(Source records)

----

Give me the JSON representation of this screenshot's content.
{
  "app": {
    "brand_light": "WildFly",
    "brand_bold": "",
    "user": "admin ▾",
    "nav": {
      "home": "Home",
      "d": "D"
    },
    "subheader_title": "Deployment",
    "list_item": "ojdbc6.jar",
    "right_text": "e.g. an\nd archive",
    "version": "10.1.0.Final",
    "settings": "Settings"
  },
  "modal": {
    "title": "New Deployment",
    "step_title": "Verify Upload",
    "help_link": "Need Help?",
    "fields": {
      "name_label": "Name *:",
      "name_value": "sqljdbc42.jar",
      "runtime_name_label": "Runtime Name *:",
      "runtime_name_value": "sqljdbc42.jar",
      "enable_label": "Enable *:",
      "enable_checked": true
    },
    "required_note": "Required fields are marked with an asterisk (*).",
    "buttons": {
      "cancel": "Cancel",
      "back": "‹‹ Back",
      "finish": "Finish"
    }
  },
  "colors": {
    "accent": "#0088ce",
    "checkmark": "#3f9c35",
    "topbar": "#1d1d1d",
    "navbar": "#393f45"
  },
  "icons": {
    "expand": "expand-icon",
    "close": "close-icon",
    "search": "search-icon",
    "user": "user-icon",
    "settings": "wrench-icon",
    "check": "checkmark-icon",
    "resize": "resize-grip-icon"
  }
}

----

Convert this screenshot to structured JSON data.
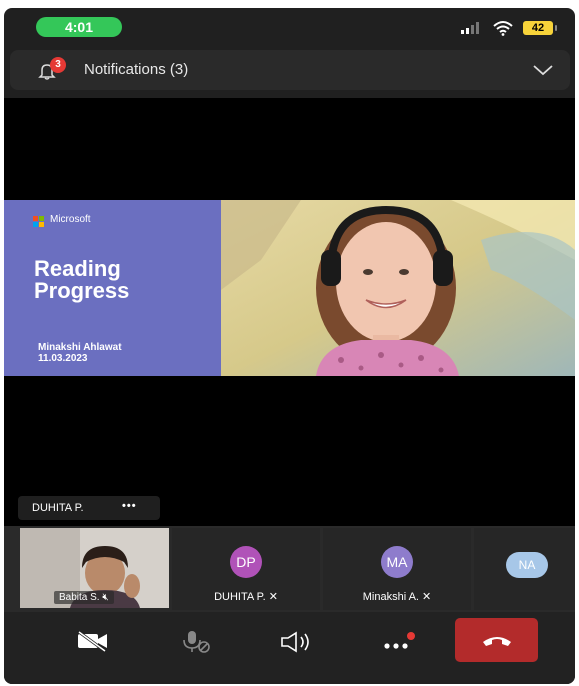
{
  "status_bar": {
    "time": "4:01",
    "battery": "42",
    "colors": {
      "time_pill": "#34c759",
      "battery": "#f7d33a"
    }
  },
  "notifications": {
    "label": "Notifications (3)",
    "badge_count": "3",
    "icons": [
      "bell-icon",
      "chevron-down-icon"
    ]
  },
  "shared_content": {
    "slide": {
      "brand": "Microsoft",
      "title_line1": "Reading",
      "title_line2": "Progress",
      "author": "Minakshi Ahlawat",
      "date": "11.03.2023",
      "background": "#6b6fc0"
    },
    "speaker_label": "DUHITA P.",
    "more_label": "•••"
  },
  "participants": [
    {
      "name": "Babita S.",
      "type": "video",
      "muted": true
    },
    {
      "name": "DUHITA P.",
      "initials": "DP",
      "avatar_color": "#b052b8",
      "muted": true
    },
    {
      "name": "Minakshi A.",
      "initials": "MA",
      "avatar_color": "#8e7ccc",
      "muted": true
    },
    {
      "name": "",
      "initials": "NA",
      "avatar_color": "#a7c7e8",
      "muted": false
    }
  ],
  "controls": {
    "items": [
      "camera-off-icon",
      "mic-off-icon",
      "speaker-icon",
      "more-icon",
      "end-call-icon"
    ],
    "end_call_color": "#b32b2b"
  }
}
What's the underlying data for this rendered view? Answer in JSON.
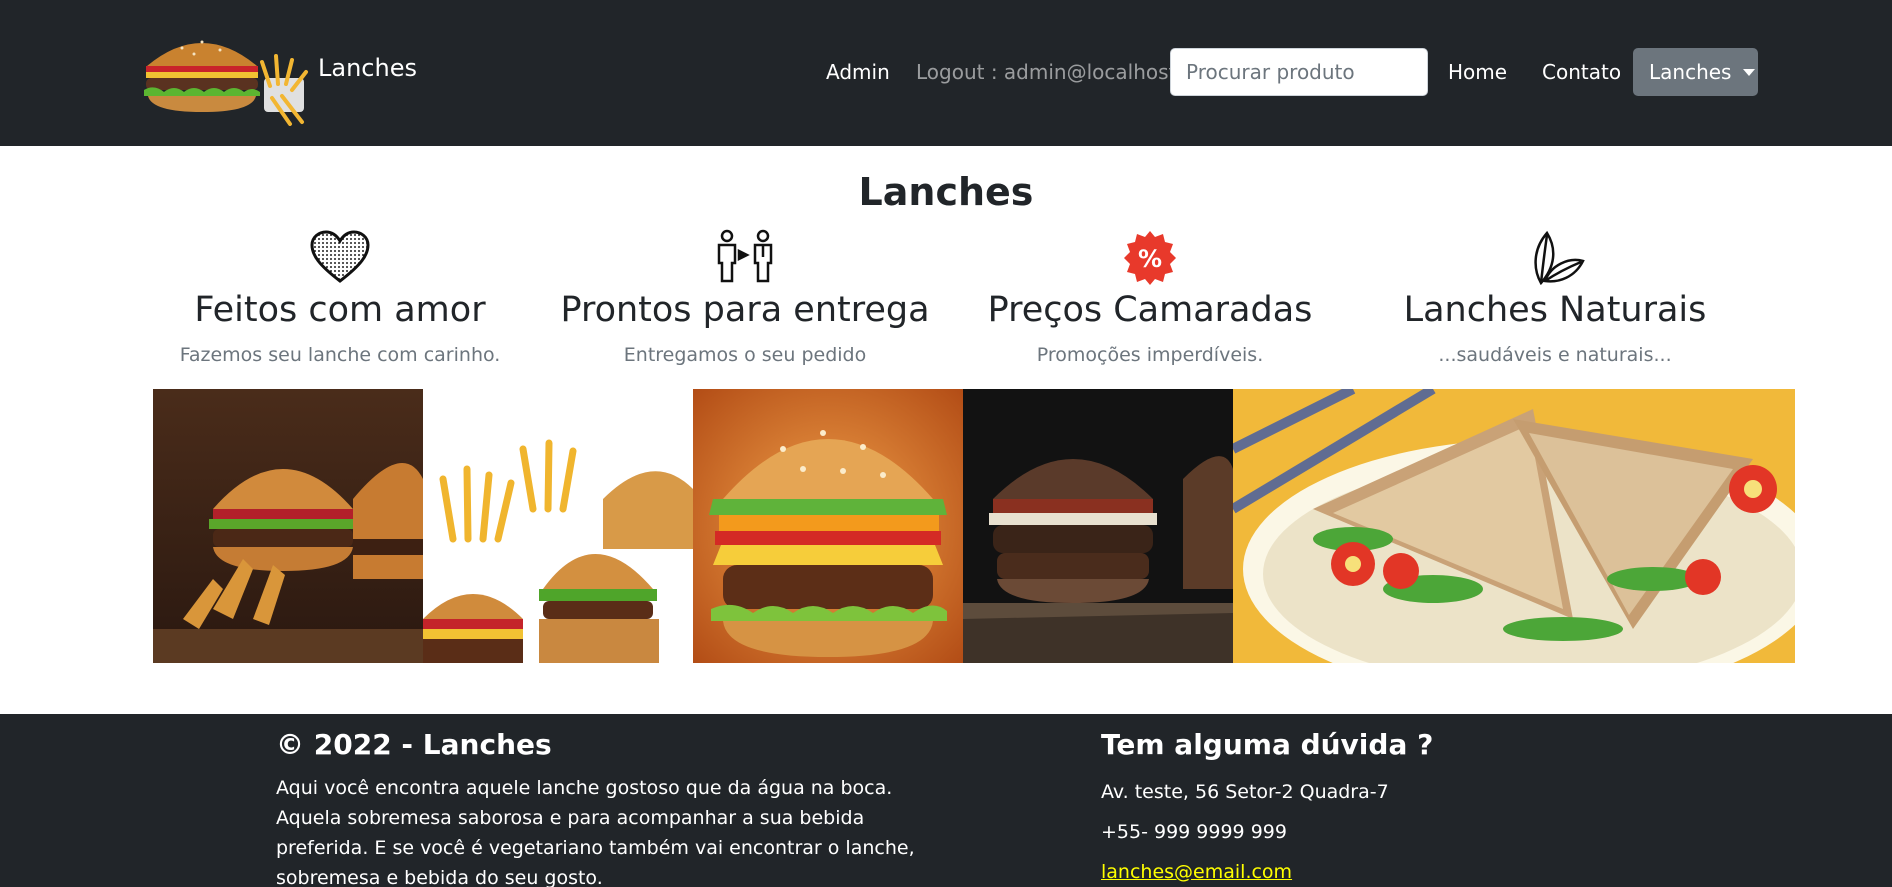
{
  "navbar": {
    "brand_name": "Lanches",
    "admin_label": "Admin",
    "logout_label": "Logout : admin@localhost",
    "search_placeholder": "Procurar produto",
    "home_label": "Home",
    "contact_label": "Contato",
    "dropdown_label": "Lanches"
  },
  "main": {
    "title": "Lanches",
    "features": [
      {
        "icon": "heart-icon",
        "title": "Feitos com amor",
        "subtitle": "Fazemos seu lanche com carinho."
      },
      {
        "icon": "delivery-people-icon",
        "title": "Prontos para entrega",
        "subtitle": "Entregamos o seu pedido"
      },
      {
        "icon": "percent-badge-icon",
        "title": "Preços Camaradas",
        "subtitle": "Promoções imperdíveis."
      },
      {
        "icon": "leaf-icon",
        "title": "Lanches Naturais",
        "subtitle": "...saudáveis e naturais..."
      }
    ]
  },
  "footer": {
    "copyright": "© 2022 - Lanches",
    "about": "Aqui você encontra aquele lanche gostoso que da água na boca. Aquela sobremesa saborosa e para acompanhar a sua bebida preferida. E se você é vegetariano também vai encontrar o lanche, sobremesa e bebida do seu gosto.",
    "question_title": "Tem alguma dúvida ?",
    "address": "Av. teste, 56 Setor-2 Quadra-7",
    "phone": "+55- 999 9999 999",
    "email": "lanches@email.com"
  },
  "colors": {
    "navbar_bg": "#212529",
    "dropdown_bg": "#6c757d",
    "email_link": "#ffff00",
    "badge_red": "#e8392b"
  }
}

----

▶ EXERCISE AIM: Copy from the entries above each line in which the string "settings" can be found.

▶ RESPONSE TO THE EXERCISE:
    "settings": "Settings"
    "settings": "wrench-icon",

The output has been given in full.